» **Assignment**
Collect each line of the records containing the string "Computer".
━━━━━━━━━━━━━━━━
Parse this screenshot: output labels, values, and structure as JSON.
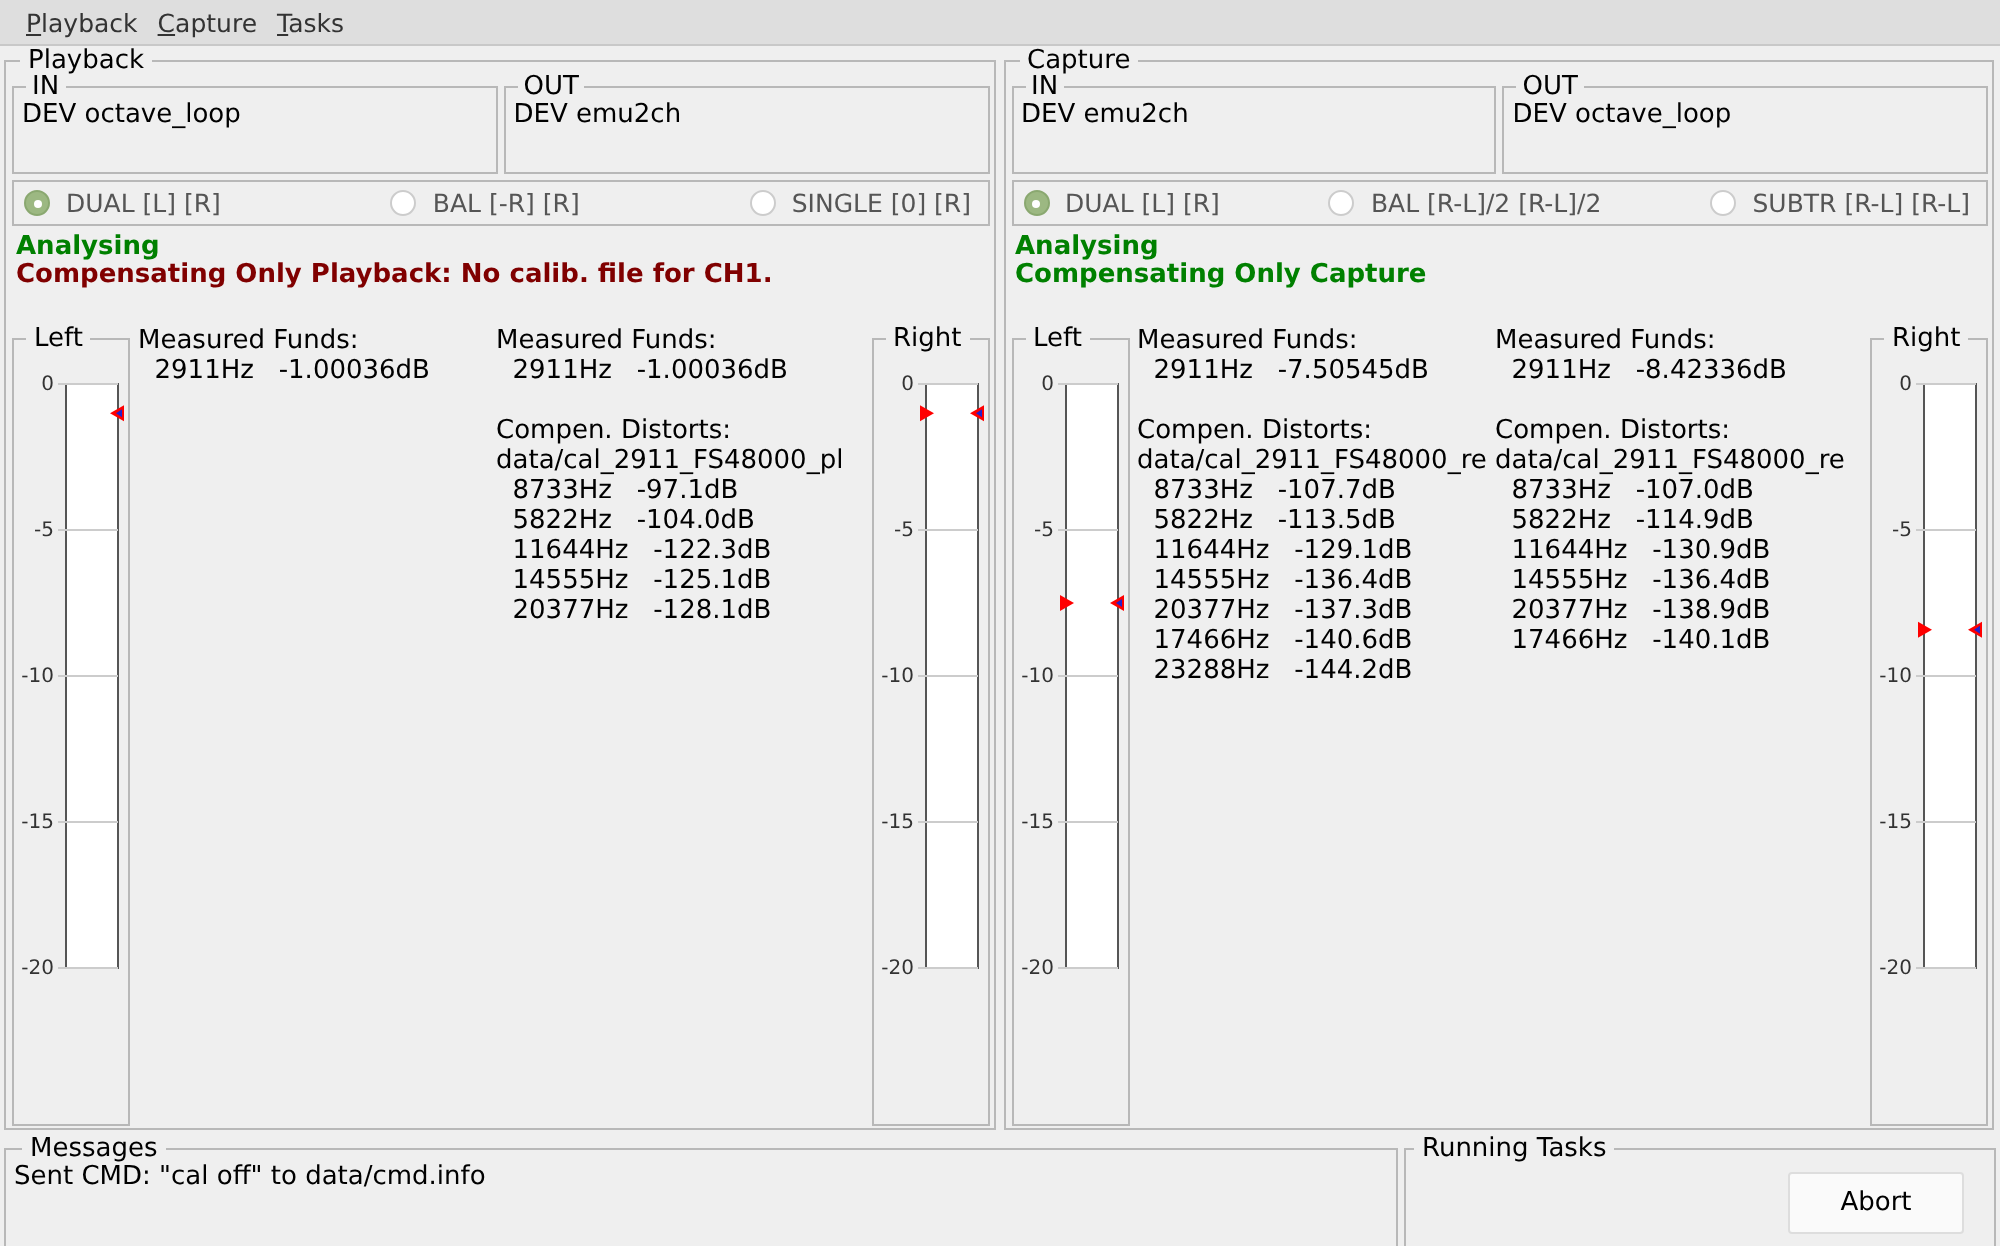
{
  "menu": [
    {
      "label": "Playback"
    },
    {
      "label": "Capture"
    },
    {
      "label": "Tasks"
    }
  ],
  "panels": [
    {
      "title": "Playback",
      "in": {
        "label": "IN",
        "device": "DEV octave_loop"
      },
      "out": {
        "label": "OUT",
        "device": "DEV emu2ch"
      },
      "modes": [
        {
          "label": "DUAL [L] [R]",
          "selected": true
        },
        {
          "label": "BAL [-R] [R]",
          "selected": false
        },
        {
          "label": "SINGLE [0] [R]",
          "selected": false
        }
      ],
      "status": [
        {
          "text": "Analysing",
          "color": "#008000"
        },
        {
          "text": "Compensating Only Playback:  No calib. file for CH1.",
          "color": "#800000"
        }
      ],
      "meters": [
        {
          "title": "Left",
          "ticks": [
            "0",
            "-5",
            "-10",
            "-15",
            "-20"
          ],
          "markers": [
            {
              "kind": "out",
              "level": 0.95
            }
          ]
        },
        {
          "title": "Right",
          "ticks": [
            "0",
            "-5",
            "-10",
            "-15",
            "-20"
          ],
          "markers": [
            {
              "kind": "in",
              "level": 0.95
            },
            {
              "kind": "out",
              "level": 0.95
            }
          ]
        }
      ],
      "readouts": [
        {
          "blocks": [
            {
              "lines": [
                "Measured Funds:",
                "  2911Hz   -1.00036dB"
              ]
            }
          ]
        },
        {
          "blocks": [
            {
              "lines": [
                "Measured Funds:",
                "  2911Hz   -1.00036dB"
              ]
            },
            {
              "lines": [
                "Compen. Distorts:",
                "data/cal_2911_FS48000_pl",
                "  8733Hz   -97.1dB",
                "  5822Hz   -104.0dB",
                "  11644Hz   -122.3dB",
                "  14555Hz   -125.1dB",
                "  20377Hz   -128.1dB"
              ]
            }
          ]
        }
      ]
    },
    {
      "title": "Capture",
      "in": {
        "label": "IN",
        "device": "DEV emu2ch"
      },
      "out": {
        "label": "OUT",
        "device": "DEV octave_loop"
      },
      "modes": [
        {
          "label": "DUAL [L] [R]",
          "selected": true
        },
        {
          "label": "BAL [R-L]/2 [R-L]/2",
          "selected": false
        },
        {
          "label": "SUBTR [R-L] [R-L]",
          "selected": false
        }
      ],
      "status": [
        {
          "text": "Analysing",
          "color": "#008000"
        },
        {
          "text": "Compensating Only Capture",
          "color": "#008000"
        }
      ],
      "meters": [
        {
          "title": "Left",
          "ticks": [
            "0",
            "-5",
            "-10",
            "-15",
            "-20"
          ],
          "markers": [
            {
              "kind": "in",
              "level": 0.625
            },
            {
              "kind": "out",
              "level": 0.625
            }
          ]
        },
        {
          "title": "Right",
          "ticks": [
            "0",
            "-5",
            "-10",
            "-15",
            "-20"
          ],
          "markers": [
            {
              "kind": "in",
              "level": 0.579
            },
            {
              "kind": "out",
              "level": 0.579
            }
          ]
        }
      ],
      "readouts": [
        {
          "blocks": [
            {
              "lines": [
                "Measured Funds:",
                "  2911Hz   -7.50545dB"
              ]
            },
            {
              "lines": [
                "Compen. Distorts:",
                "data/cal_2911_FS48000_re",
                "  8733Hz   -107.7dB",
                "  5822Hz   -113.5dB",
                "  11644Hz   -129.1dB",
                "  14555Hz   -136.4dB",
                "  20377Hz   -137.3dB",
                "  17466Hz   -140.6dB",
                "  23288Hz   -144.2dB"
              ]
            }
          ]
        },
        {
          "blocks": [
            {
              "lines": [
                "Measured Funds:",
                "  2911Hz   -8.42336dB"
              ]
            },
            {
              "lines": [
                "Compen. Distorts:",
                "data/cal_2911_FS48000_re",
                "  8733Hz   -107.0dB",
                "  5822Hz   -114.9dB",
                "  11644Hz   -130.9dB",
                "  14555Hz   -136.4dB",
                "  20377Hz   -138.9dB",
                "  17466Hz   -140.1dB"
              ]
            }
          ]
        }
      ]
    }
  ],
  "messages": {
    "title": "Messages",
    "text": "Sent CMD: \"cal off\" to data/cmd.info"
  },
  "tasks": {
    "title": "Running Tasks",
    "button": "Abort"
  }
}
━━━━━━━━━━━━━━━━
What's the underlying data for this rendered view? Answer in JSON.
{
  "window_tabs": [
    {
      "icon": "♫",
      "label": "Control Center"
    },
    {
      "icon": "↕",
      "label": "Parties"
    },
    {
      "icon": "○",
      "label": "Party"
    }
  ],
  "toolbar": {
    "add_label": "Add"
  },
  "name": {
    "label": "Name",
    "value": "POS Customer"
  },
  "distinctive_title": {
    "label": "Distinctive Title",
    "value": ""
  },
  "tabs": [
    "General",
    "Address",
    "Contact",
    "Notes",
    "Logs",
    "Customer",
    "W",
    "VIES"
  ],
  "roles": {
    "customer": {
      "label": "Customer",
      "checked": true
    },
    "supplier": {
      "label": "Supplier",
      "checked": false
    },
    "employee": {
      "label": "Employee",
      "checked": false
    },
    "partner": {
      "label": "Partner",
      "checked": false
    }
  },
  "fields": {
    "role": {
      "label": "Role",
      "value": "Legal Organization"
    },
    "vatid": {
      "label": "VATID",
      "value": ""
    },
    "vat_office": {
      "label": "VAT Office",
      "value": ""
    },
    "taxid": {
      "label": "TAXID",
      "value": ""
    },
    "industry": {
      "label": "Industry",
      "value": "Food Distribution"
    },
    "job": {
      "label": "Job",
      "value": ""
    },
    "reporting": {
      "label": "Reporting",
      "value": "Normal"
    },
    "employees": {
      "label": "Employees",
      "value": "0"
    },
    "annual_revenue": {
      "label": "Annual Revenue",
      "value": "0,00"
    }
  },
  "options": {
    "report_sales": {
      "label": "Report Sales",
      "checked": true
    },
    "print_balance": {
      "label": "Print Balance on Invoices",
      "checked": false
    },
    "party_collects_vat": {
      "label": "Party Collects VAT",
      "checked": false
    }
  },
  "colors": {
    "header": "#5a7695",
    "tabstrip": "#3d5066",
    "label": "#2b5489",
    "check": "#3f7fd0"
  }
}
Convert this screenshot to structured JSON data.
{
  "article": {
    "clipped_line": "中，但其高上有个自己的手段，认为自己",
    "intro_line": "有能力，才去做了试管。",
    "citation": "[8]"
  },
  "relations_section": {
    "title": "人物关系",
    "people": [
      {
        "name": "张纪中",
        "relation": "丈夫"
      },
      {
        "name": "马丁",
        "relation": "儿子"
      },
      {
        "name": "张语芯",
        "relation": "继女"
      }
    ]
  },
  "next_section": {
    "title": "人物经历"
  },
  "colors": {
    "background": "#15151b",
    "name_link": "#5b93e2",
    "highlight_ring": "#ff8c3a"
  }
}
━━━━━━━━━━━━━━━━
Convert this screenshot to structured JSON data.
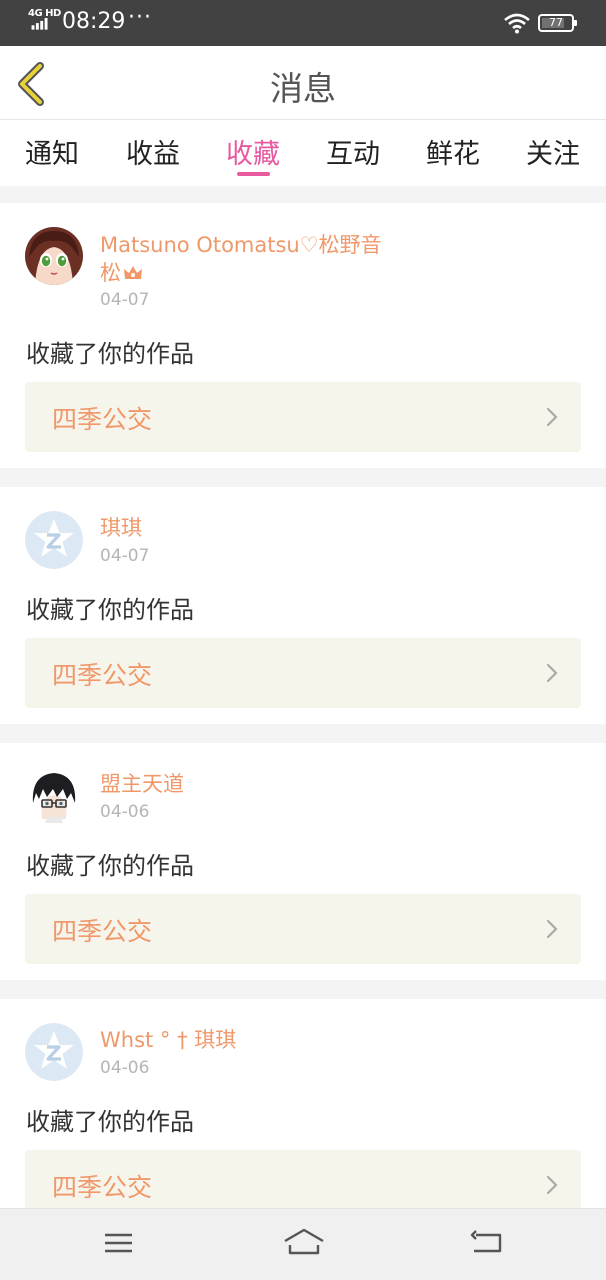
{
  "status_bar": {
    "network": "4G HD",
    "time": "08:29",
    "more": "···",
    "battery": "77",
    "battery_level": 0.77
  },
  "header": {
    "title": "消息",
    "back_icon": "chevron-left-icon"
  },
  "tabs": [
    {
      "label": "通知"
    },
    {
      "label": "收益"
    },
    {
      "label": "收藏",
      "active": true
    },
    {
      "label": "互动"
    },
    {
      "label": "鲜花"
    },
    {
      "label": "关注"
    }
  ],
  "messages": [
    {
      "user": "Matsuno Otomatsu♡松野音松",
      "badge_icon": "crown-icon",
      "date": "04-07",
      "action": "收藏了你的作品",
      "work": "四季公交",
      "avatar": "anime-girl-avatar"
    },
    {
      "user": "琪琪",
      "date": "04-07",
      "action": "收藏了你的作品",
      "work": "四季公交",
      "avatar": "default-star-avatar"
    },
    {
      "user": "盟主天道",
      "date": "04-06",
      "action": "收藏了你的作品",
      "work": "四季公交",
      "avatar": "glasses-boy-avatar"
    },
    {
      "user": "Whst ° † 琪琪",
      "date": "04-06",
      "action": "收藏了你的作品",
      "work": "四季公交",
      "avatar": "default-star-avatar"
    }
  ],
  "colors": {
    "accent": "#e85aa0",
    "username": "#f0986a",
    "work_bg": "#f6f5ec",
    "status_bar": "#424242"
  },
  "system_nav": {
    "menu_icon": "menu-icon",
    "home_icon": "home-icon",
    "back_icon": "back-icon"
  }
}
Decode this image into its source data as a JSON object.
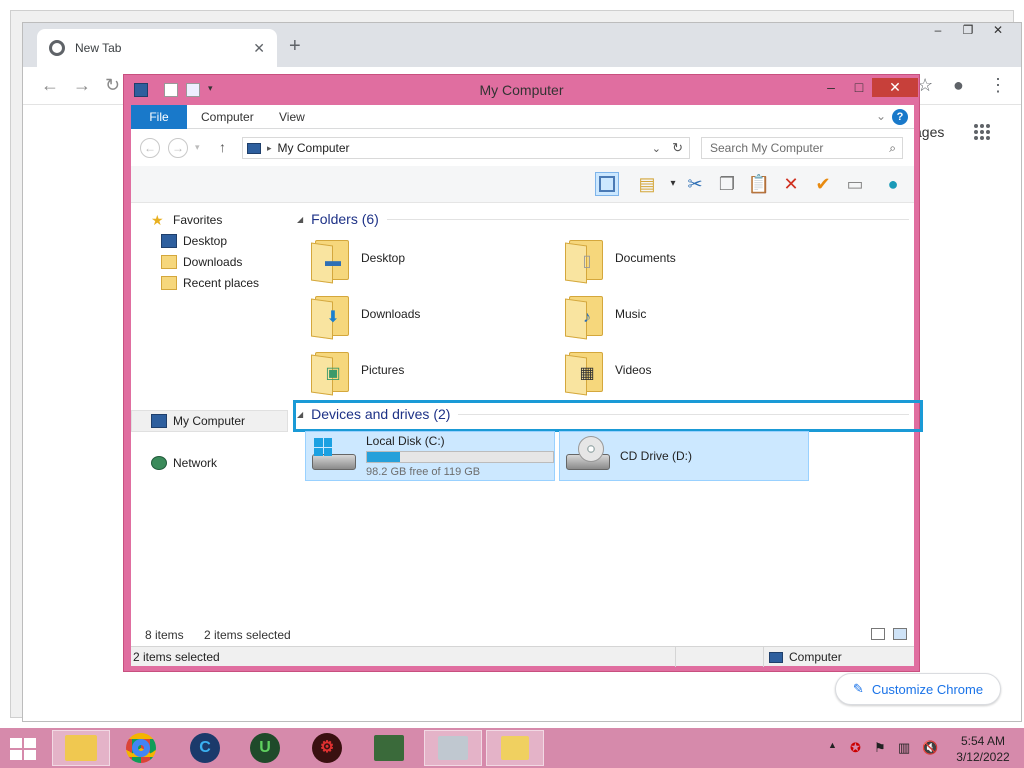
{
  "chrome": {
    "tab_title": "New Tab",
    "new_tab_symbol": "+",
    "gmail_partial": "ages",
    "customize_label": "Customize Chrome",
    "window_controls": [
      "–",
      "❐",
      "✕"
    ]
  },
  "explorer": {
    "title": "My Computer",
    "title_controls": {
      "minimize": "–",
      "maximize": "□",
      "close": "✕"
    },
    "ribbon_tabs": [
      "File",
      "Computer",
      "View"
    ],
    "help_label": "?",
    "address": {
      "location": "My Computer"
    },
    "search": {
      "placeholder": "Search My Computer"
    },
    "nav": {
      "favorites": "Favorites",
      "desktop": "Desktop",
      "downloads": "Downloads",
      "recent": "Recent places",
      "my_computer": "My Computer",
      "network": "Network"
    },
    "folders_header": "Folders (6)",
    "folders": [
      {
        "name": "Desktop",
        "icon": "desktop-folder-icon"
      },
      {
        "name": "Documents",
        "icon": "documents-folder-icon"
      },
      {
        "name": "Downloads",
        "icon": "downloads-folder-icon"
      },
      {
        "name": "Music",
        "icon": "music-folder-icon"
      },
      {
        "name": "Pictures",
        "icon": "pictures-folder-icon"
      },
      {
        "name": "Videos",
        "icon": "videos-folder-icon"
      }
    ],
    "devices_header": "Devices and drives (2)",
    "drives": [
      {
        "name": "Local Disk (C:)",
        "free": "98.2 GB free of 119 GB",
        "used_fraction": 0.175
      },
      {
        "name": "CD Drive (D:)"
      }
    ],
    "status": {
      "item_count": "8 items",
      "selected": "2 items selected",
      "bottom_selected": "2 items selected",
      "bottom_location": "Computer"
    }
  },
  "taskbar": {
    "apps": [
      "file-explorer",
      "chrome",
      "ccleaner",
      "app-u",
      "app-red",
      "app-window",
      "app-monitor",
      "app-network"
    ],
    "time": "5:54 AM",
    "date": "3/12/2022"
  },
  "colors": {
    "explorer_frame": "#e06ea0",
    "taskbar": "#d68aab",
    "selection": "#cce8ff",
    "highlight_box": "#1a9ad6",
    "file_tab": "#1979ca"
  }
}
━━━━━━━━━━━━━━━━
» **Output of the exercise**
    "title": "My Computer",
      "Computer",
      "location": "My Computer"
      "placeholder": "Search My Computer"
      "my_computer": "My Computer",
      "bottom_location": "Computer"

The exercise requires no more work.